“The message certainly is not to discourage people from watching fireworks and enjoying the displays,” said Erba, a professor of Neurology and of Pediatrics who treats seizure patients at Strong Memorial Hospital and at Golisano Children’s Hospital at Strong. “But people at risk should take proper precautions. Children are much more photosensitive, so parents of children in families who have relatives that have had seizures or epilepsy should be extra vigilant.”

Source: University of Rochester Medical Center

Explore further: 'Ice Bucket Challenge' passes $100 mn mark

add to favorites email to friend print save as pdf

Related Stories

China's Alibaba plans IPO for week of September 8

9 hours ago

Chinese e-commerce giant Alibaba plans to hold its initial public offering on the US stock market the week of September 8, the Wall Street Journal reported Saturday, citing a person familiar with the matter.

Tablet sales slow as PCs find footing

9 hours ago

Tablets won't eclipse personal computers as fast as once thought, according to studies by market tracker International Data Corporation (IDC).

Startups offer banking for smartphone users

9 hours ago

The latest banks are small enough to fit in the palm of your hand.

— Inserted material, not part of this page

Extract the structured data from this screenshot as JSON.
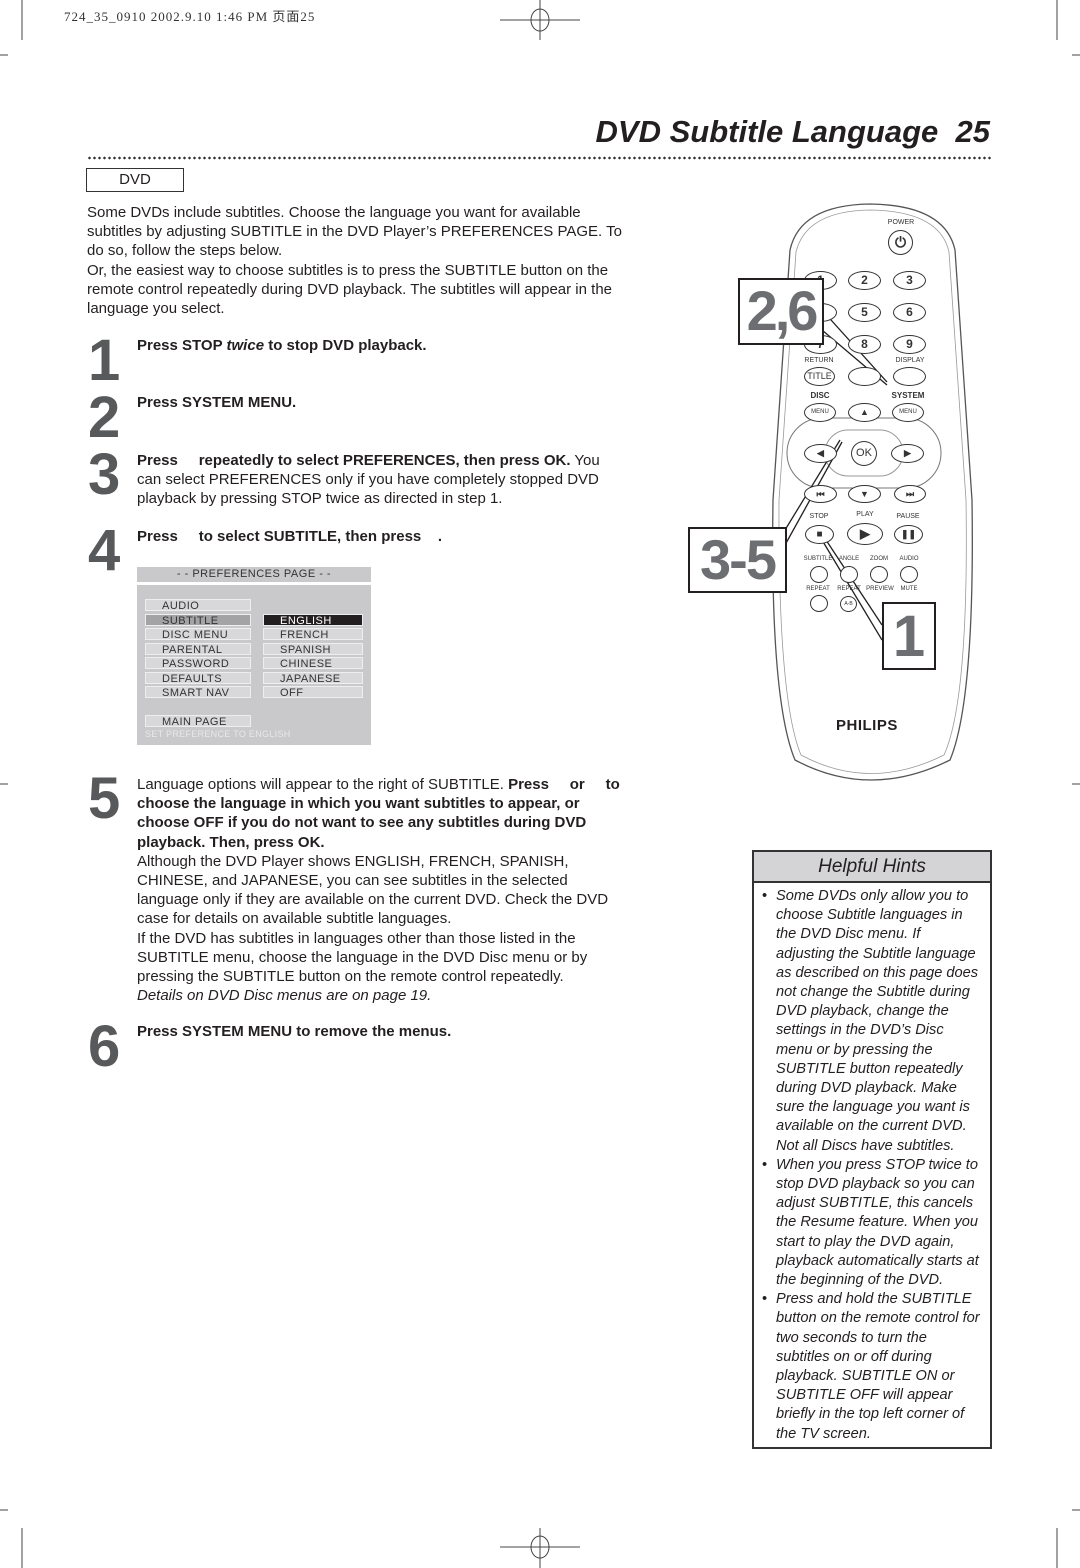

Startups, such as Moven and Simple, offer banking that's designed specifically for smartphones, enabling users to track their spending on the go. Some things ...

Recommended for you

Cold cash just keeps washing in from ALS challenge

Aug 28, 2014

In the couple of hours it took an official from the ALS Association to return a reporter's call for comment, the group's ubiquitous "ice bucket challenge" had brought in a few million more dollars.

Medtronic spends $350M on another European deal

Aug 27, 2014

U.S. medical device maker Medtronic is building stronger ties to Europe, a couple months after announcing a $42.9 billion acquisition that involves moving its main executive offices across the Atlantic, where it can get a ...

Mind over matter for people with disabilities

Aug 26, 2014

People with serious physical disabilities are unable to do the everyday things that most of us take for granted despite having the will – and the brainpower – to do so. This is changing thanks to European ...

User comments : 0